Sen. Marco RubioMarco Antonio RubioPentagon forming task force to investigate military UFO sightings How Congress could diminish the risks with Electoral College count The Hill's Morning Report - Presented by Facebook - Biden, Harris launch Trump offensive in first joint appearance MORE (R-Fla.) also urged Graham to take up his separate "red flag" bill, noting he had asked the committee to bring it up months ago. 

"My bi-partisan 'Red Flag' law was filed 18 months ago & again earlier this year. We asked Senate Judiciary to take it up as few months ago. I hope they will now do so. Identifying & stopping a killer before they act is best way to prevent these tragedies," Rubio tweeted
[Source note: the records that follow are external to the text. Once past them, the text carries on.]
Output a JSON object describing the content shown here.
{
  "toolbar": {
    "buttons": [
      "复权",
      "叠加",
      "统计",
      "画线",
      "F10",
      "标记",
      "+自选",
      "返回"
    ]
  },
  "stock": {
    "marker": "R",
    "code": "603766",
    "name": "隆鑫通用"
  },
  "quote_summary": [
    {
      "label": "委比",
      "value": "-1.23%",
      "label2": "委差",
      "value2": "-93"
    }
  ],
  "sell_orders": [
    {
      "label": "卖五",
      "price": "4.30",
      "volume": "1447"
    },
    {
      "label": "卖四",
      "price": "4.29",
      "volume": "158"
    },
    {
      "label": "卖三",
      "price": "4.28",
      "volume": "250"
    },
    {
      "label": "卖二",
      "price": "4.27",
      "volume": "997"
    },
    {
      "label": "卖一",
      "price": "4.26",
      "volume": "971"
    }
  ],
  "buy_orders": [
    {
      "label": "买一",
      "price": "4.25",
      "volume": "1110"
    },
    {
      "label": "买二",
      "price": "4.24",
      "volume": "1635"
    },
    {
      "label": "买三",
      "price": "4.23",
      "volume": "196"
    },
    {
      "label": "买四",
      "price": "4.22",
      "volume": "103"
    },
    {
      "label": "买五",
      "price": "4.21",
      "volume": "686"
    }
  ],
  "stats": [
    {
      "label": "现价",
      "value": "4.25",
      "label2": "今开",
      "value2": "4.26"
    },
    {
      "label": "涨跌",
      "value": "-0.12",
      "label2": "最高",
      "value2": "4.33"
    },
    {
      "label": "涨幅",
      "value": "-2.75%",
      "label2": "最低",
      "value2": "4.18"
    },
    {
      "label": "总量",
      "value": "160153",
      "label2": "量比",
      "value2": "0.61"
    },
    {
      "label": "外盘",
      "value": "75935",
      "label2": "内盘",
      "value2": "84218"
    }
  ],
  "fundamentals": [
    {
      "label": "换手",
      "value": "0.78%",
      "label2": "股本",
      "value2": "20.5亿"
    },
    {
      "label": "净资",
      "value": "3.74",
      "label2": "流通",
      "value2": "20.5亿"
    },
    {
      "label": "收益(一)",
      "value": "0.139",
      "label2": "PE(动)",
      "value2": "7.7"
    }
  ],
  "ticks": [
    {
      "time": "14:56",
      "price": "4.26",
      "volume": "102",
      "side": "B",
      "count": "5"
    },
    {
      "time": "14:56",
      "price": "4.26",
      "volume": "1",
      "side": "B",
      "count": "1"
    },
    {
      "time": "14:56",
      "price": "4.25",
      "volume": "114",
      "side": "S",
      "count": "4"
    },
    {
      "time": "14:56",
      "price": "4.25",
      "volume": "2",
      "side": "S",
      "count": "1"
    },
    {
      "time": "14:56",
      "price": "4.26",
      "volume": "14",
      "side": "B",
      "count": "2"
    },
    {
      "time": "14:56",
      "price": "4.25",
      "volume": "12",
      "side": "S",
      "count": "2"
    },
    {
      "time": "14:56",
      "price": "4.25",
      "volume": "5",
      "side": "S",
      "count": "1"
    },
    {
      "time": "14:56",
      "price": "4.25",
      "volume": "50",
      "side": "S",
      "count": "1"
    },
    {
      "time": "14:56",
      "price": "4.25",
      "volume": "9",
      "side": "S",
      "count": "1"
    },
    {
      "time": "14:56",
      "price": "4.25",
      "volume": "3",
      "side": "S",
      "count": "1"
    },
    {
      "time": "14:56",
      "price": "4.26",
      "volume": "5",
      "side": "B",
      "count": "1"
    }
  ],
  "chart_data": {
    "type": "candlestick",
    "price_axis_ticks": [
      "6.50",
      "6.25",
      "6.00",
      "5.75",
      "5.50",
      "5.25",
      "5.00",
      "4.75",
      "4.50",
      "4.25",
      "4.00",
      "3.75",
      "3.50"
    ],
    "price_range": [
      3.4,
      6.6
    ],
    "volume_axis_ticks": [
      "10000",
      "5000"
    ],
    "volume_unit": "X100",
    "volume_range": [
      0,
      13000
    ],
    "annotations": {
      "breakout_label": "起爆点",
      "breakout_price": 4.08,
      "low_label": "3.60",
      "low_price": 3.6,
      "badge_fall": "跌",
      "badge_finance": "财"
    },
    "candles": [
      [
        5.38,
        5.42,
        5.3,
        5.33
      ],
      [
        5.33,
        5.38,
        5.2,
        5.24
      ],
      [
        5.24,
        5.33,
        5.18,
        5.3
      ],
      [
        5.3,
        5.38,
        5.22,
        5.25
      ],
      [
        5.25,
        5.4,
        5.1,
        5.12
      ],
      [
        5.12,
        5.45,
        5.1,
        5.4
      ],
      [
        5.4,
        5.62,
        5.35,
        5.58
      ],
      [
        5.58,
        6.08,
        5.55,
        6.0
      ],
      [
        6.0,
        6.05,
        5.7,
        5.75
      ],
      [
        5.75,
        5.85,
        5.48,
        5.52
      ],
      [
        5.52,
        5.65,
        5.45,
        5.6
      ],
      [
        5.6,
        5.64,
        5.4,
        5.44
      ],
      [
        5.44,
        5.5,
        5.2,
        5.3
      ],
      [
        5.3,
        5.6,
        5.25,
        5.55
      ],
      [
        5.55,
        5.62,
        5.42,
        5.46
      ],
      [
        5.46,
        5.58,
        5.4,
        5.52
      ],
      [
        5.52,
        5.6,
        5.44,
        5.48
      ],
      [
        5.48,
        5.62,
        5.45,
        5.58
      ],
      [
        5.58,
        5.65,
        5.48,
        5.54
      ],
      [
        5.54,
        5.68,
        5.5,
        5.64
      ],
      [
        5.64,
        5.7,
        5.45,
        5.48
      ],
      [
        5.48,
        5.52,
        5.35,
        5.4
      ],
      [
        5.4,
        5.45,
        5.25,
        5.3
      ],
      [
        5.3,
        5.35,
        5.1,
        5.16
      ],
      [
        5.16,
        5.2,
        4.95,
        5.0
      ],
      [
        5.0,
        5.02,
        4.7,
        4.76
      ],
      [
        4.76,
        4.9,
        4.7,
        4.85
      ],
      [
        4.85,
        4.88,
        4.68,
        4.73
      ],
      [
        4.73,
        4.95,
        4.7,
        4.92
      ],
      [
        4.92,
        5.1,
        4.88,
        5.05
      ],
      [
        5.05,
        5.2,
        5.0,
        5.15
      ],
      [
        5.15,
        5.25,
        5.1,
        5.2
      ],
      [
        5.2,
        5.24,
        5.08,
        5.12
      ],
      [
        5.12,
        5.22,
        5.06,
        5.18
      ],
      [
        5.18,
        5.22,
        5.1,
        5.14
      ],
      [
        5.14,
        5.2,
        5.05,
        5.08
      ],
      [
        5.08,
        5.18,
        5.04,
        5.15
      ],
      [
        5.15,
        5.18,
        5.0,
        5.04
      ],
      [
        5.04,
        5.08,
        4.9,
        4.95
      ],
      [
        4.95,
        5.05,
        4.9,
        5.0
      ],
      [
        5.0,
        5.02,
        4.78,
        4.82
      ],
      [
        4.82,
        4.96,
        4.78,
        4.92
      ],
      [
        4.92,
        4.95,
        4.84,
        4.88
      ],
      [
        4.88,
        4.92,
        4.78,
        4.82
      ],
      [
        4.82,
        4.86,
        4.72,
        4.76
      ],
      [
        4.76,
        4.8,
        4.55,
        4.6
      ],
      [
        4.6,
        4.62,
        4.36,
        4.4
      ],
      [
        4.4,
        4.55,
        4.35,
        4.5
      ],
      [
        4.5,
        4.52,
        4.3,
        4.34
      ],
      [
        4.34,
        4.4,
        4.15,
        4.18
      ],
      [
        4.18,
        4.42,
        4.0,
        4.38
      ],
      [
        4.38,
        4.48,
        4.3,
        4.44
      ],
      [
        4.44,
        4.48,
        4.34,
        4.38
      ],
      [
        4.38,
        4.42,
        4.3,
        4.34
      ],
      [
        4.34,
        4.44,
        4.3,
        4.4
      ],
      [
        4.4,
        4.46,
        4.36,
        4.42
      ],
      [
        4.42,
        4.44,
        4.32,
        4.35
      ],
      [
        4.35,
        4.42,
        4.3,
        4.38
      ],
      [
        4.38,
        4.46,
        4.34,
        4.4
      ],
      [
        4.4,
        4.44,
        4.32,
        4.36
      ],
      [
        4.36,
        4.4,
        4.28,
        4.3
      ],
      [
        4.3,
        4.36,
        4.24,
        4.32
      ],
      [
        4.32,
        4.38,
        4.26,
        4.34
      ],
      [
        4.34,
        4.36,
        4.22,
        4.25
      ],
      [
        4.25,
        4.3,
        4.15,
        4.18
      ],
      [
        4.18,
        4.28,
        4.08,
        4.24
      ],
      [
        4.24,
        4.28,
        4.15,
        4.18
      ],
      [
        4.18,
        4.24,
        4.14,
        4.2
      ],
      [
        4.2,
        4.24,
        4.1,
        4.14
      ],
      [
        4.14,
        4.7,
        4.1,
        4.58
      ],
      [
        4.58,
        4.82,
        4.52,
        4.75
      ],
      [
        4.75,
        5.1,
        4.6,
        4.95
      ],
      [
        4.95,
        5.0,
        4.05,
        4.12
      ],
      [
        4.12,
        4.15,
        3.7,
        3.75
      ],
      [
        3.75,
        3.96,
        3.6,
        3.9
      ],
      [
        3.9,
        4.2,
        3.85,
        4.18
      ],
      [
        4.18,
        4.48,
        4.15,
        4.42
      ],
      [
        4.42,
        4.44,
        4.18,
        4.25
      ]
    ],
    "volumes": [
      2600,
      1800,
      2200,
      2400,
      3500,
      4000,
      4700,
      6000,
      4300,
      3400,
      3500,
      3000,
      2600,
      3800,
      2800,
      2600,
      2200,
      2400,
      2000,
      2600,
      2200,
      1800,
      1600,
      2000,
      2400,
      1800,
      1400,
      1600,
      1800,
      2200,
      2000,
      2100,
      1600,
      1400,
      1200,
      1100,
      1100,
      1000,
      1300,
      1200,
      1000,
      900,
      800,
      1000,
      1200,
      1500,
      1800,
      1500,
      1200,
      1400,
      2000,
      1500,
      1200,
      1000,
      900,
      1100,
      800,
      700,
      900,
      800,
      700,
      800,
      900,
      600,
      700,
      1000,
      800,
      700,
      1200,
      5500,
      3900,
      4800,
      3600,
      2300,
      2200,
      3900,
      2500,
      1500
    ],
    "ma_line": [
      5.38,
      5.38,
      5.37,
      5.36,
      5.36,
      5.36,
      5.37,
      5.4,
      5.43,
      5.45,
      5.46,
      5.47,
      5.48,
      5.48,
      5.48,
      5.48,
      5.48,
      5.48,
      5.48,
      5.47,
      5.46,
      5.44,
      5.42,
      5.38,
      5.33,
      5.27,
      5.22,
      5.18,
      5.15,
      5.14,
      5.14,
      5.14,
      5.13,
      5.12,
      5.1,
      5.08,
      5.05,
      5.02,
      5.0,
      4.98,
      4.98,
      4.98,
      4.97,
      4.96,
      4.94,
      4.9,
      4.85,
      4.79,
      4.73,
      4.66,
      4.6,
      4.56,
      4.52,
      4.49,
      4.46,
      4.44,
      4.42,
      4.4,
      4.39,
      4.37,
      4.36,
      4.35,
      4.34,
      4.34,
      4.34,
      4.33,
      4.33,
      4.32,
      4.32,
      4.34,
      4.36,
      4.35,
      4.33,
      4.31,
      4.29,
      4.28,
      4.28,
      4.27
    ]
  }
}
Rubio's bill is backed by Sens. Jack ReedJohn (Jack) Francis ReedDemocrats ramp up warnings on Russian election meddling Senate Democrats demand answers on migrant child trafficking during pandemic Overnight Defense: Embattled Pentagon policy nominee withdraws, gets appointment to deputy policy job | Marines, sailor killed in California training accident identified | Governors call for extension of funding for Guard's coronavirus response MORE (D-R.I.), Susan CollinsSusan Margaret CollinsSusan Collins asks postmaster general to address delays of 'critically needed mail' Senate leaves until September without coronavirus relief deal Trump: GOP senators who don't embrace him will 'lose their elections' MORE (R-Maine) and King, which would also use grants to encourage states to pass "red flag" legislation. 

The push for Graham to give the two bills a vote comes as Graham announced on Monday that he would be introducing "red flag" legislation "in the very near future" with Sen. Richard Blumenthal (D-Conn.). 

“I spoke with the President this morning about this proposal and he seems very supportive," Graham said earlier Monday. 

Graham is one three GOP senators tapped by Senate Majority Leader Mitch McConnellAddison (Mitch) Mitchell McConnellOn The Money: Senate leaves until September without coronavirus relief agreement | Weekly jobless claims fall below 1 million for first time since March | Trump says no Post Office funding means Democrats 'can't have universal mail-in voting' Overnight Health Care: Senate leaves until September without coronavirus relief deal | US records deadliest day of summer | Georgia governor drops lawsuit over Atlanta's mask mandate Senate leaves until September without coronavirus relief deal MORE (R-Ky.) to do bipartisan brainstorming about potential responses to the mass shootings in El Paso, Texas, and Dayton, Ohio. 

"I asked them to reflect on the subjects the president raised within their jurisdictions and encouraged them to engage in bipartisan discussions of potential solutions to help protect our communities without infringing on Americans’ constitutional rights," McConnell said in a statement.

In addition to Graham, McConnell said he spoke with Health, Education, Labor and Pensions (HELP) Chairman Lamar AlexanderAndrew (Lamar) Lamar AlexanderDavis: The Hall of Shame for GOP senators who remain silent on Donald Trump Several GOP lawmakers express concern over Trump executive orders The Hill's Morning Report - Presented by the Air Line Pilots Association - Negotiators 'far apart' as talks yield little ahead of deadline MORE(R-Tenn.) and Commerce Committee Chairman Roger WickerRoger Frederick WickerDavis: The Hall of Shame for GOP senators who remain silent on Donald Trump The Hill's Coronavirus Report: INOVIO R&D Chief Kate Broderick 'completely confident' world will develop a safe and effective COVID-19 vaccine; GOP boxed in on virus negotiations Hillicon Valley: Lawmakers zero in on Twitter after massive hack | US, UK, Canada allege Russian hackers targeted COVID-19 vaccine researchers | Top EU court rules data transfer deal with the US is illegal MORE (R-Miss.).